VSAN now supports certain application specific clustering technologies including Oracle Real Application Cluster (RAC), Microsoft Exchange and Microsoft SQL Server. Note for Exchange and SQL the only supported configurations are those that use the file share quorum witness, Failover Cluster Instances (FCI) are not supported..
While VMware has worked to scale VSAN on the high end up to 64 nodes the minimum supported nodes has remained at 3 nodes until now. VSAN now supports a 2-node cluster but this is only meant for a ROBO solution as it does require a witness node in the same manner as a stretched cluster does which is deployed at a central location and managed by vCenter Server. With this solution each node will be in a Fault Domain and each ROBO cluster will have it’s own independent witness node with all management done by a single vCenter Server instance. This is great for ROBO deployments that have many sites where companies desire to keep as little infrastructure as possible at each site. This solution is not intended for standalone 2-node deployments where the minimum nodes remains at 3 nodes.
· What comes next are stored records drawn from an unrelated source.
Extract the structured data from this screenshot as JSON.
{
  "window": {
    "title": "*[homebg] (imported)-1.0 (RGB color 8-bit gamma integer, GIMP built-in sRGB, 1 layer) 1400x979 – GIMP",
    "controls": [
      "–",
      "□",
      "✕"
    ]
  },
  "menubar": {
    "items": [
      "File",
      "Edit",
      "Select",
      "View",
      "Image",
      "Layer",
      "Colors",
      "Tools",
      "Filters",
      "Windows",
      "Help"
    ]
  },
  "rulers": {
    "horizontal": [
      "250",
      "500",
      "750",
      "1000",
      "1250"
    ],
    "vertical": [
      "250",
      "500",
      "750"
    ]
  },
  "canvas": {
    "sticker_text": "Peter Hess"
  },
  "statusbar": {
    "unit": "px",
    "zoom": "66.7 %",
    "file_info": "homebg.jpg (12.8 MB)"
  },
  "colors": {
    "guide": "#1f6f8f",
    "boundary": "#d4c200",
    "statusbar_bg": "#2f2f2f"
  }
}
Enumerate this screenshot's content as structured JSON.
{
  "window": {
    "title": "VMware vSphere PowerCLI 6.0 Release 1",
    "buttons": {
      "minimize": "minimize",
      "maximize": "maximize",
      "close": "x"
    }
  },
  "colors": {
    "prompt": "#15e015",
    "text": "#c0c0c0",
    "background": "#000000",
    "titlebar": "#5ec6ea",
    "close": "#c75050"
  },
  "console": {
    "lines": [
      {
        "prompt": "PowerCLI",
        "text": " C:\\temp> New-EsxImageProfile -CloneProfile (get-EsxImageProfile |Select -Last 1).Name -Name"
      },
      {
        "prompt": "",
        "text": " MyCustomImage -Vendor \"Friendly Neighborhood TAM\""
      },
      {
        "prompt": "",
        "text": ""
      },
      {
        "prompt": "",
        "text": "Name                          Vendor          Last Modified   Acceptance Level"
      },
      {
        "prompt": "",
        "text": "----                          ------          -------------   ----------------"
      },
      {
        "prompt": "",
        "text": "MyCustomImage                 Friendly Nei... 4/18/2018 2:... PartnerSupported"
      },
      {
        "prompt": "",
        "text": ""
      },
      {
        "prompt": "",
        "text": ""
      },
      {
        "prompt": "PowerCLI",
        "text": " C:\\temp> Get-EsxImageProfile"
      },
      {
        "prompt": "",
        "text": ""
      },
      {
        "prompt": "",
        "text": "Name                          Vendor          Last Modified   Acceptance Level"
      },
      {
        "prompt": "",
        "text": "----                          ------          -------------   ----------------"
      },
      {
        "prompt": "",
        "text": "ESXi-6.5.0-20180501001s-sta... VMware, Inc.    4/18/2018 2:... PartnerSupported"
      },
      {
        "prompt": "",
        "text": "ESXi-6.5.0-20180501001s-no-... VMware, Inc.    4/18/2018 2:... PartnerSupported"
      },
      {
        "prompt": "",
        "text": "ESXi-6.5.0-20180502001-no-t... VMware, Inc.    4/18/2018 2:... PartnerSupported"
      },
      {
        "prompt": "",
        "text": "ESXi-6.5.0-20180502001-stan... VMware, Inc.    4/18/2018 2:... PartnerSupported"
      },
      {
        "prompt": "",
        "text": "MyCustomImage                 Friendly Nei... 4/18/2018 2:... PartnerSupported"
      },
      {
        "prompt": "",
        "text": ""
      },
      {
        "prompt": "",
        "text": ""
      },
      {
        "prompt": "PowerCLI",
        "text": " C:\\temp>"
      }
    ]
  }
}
Virtual SAN now has integration with vRealize Operations (vROps) for enhanced health, performance and capacity monitoring. The integration isn’t native to vROps and SAN integrates the same way that every vendor does through a Management Pack that is installed in vROps that provides support for VSAN. This provides some much needed better monitoring for VSAN and includes a Global View that provides visibility across multiple VSAN clusters for monitoring, alerts and notifications as well as capacity monitoring that can monitor disk usage and SSD wear out across all VSAN hosts and use advanced capacity planning based on “what if” scenarios, historic demand and stress trends. In addition the health monitoring provides proactively notifications on failures, performance or policy compliance issues on an ongoing basis, with root-cause analysis and remediation strategy.
Some additional smaller things included in VSAN 6.1 include support for new higher performance flash devices such as SanDisk’s UltraDIMMs that supports NVMe (Non-Volatile Memory Express) which is a specification that allows SSDs to connect to the PCIe bus instead of through traditional SAS/SATA interfaces. By using the PCIe bus it allows for much lower latency and support for multiple queues and higher queue depths, the end result improves performance and helps eliminates bottlenecks.